■ **Work to be completed**
Your answer must be the full listing, reproduced word for word.

■ **Provided records**
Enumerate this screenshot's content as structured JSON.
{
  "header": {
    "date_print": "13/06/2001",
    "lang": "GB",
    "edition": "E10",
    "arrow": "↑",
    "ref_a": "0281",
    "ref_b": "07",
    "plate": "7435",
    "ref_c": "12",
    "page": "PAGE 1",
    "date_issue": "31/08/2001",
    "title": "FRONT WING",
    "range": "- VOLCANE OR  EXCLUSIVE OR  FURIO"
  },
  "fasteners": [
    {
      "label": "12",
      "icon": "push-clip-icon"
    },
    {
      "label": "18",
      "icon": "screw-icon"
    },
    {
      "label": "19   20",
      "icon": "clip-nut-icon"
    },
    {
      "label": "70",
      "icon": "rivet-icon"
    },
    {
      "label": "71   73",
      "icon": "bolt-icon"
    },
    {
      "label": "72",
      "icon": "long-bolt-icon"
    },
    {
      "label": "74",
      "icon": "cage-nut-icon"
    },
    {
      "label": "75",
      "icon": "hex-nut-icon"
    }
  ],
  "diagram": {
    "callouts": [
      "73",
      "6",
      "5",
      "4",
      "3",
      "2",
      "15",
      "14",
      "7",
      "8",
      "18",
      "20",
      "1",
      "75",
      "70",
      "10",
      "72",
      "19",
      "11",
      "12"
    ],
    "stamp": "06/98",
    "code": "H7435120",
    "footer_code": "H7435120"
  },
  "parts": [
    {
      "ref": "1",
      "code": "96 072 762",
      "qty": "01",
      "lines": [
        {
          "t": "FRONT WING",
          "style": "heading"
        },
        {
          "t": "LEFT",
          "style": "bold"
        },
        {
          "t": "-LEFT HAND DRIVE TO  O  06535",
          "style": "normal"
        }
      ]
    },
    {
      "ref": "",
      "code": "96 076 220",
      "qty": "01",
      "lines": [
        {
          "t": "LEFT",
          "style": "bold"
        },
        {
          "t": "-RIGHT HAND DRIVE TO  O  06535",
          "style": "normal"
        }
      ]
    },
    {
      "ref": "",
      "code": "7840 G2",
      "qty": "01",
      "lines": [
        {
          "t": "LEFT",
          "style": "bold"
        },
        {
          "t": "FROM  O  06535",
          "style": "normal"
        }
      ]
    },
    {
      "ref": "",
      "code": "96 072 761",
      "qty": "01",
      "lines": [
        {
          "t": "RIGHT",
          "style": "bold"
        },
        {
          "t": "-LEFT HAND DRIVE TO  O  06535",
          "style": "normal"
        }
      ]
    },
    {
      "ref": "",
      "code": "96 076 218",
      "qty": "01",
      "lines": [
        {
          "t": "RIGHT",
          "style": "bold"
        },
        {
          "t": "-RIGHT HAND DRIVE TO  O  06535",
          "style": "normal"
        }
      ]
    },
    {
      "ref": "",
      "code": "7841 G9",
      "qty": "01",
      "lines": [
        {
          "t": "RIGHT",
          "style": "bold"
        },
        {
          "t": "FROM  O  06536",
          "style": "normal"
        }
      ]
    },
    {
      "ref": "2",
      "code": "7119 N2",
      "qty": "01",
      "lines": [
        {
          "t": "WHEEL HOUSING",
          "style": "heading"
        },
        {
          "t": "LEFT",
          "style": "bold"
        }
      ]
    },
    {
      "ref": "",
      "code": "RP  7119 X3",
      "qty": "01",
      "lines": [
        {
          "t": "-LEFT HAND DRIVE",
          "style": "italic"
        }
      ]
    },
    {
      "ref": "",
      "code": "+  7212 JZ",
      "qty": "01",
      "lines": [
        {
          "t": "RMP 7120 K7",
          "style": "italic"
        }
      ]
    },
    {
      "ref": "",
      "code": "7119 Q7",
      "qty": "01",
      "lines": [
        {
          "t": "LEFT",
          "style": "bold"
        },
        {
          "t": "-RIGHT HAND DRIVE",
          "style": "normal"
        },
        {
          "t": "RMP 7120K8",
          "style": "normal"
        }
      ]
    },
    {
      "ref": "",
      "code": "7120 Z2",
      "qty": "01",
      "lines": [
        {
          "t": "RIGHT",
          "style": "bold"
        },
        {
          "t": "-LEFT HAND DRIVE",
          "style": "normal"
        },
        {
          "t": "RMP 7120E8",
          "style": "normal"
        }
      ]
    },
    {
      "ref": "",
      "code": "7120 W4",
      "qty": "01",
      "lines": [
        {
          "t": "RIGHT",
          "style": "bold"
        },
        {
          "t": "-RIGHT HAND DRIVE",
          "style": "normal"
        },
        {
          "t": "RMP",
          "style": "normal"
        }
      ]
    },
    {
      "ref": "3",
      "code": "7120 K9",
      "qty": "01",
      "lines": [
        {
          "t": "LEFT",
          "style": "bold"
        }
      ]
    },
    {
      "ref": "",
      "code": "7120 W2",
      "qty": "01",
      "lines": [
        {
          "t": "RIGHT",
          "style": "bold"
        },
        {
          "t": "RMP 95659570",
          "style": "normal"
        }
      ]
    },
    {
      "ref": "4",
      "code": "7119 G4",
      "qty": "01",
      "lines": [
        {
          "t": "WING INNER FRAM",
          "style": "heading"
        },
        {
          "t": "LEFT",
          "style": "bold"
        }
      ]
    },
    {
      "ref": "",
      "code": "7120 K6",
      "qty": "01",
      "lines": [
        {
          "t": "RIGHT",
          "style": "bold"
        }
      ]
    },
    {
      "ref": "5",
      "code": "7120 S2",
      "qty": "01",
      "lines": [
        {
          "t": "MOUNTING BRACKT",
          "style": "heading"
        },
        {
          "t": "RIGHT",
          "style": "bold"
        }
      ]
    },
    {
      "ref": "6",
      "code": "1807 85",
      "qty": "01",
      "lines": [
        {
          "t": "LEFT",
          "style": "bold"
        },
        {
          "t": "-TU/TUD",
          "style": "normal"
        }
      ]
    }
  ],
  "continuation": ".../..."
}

■ **Written answer**
Enumerate this screenshot's content as structured JSON.
{
  "header": {
    "date_print": "13/06/2001",
    "lang": "GB",
    "edition": "E10",
    "arrow": "↑",
    "ref_a": "0281",
    "ref_b": "07",
    "plate": "7435",
    "ref_c": "12",
    "page": "PAGE 1",
    "date_issue": "31/08/2001",
    "title": "FRONT WING",
    "range": "- VOLCANE OR  EXCLUSIVE OR  FURIO"
  },
  "fasteners": [
    {
      "label": "12",
      "icon": "push-clip-icon"
    },
    {
      "label": "18",
      "icon": "screw-icon"
    },
    {
      "label": "19   20",
      "icon": "clip-nut-icon"
    },
    {
      "label": "70",
      "icon": "rivet-icon"
    },
    {
      "label": "71   73",
      "icon": "bolt-icon"
    },
    {
      "label": "72",
      "icon": "long-bolt-icon"
    },
    {
      "label": "74",
      "icon": "cage-nut-icon"
    },
    {
      "label": "75",
      "icon": "hex-nut-icon"
    }
  ],
  "diagram": {
    "callouts": [
      "73",
      "6",
      "5",
      "4",
      "3",
      "2",
      "15",
      "14",
      "7",
      "8",
      "18",
      "20",
      "1",
      "75",
      "70",
      "10",
      "72",
      "19",
      "11",
      "12"
    ],
    "stamp": "06/98",
    "code": "H7435120",
    "footer_code": "H7435120"
  },
  "parts": [
    {
      "ref": "1",
      "code": "96 072 762",
      "qty": "01",
      "lines": [
        {
          "t": "FRONT WING",
          "style": "heading"
        },
        {
          "t": "LEFT",
          "style": "bold"
        },
        {
          "t": "-LEFT HAND DRIVE TO  O  06535",
          "style": "normal"
        }
      ]
    },
    {
      "ref": "",
      "code": "96 076 220",
      "qty": "01",
      "lines": [
        {
          "t": "LEFT",
          "style": "bold"
        },
        {
          "t": "-RIGHT HAND DRIVE TO  O  06535",
          "style": "normal"
        }
      ]
    },
    {
      "ref": "",
      "code": "7840 G2",
      "qty": "01",
      "lines": [
        {
          "t": "LEFT",
          "style": "bold"
        },
        {
          "t": "FROM  O  06535",
          "style": "normal"
        }
      ]
    },
    {
      "ref": "",
      "code": "96 072 761",
      "qty": "01",
      "lines": [
        {
          "t": "RIGHT",
          "style": "bold"
        },
        {
          "t": "-LEFT HAND DRIVE TO  O  06535",
          "style": "normal"
        }
      ]
    },
    {
      "ref": "",
      "code": "96 076 218",
      "qty": "01",
      "lines": [
        {
          "t": "RIGHT",
          "style": "bold"
        },
        {
          "t": "-RIGHT HAND DRIVE TO  O  06535",
          "style": "normal"
        }
      ]
    },
    {
      "ref": "",
      "code": "7841 G9",
      "qty": "01",
      "lines": [
        {
          "t": "RIGHT",
          "style": "bold"
        },
        {
          "t": "FROM  O  06536",
          "style": "normal"
        }
      ]
    },
    {
      "ref": "2",
      "code": "7119 N2",
      "qty": "01",
      "lines": [
        {
          "t": "WHEEL HOUSING",
          "style": "heading"
        },
        {
          "t": "LEFT",
          "style": "bold"
        }
      ]
    },
    {
      "ref": "",
      "code": "RP  7119 X3",
      "qty": "01",
      "lines": [
        {
          "t": "-LEFT HAND DRIVE",
          "style": "italic"
        }
      ]
    },
    {
      "ref": "",
      "code": "+  7212 JZ",
      "qty": "01",
      "lines": [
        {
          "t": "RMP 7120 K7",
          "style": "italic"
        }
      ]
    },
    {
      "ref": "",
      "code": "7119 Q7",
      "qty": "01",
      "lines": [
        {
          "t": "LEFT",
          "style": "bold"
        },
        {
          "t": "-RIGHT HAND DRIVE",
          "style": "normal"
        },
        {
          "t": "RMP 7120K8",
          "style": "normal"
        }
      ]
    },
    {
      "ref": "",
      "code": "7120 Z2",
      "qty": "01",
      "lines": [
        {
          "t": "RIGHT",
          "style": "bold"
        },
        {
          "t": "-LEFT HAND DRIVE",
          "style": "normal"
        },
        {
          "t": "RMP 7120E8",
          "style": "normal"
        }
      ]
    },
    {
      "ref": "",
      "code": "7120 W4",
      "qty": "01",
      "lines": [
        {
          "t": "RIGHT",
          "style": "bold"
        },
        {
          "t": "-RIGHT HAND DRIVE",
          "style": "normal"
        },
        {
          "t": "RMP",
          "style": "normal"
        }
      ]
    },
    {
      "ref": "3",
      "code": "7120 K9",
      "qty": "01",
      "lines": [
        {
          "t": "LEFT",
          "style": "bold"
        }
      ]
    },
    {
      "ref": "",
      "code": "7120 W2",
      "qty": "01",
      "lines": [
        {
          "t": "RIGHT",
          "style": "bold"
        },
        {
          "t": "RMP 95659570",
          "style": "normal"
        }
      ]
    },
    {
      "ref": "4",
      "code": "7119 G4",
      "qty": "01",
      "lines": [
        {
          "t": "WING INNER FRAM",
          "style": "heading"
        },
        {
          "t": "LEFT",
          "style": "bold"
        }
      ]
    },
    {
      "ref": "",
      "code": "7120 K6",
      "qty": "01",
      "lines": [
        {
          "t": "RIGHT",
          "style": "bold"
        }
      ]
    },
    {
      "ref": "5",
      "code": "7120 S2",
      "qty": "01",
      "lines": [
        {
          "t": "MOUNTING BRACKT",
          "style": "heading"
        },
        {
          "t": "RIGHT",
          "style": "bold"
        }
      ]
    },
    {
      "ref": "6",
      "code": "1807 85",
      "qty": "01",
      "lines": [
        {
          "t": "LEFT",
          "style": "bold"
        },
        {
          "t": "-TU/TUD",
          "style": "normal"
        }
      ]
    }
  ],
  "continuation": ".../..."
}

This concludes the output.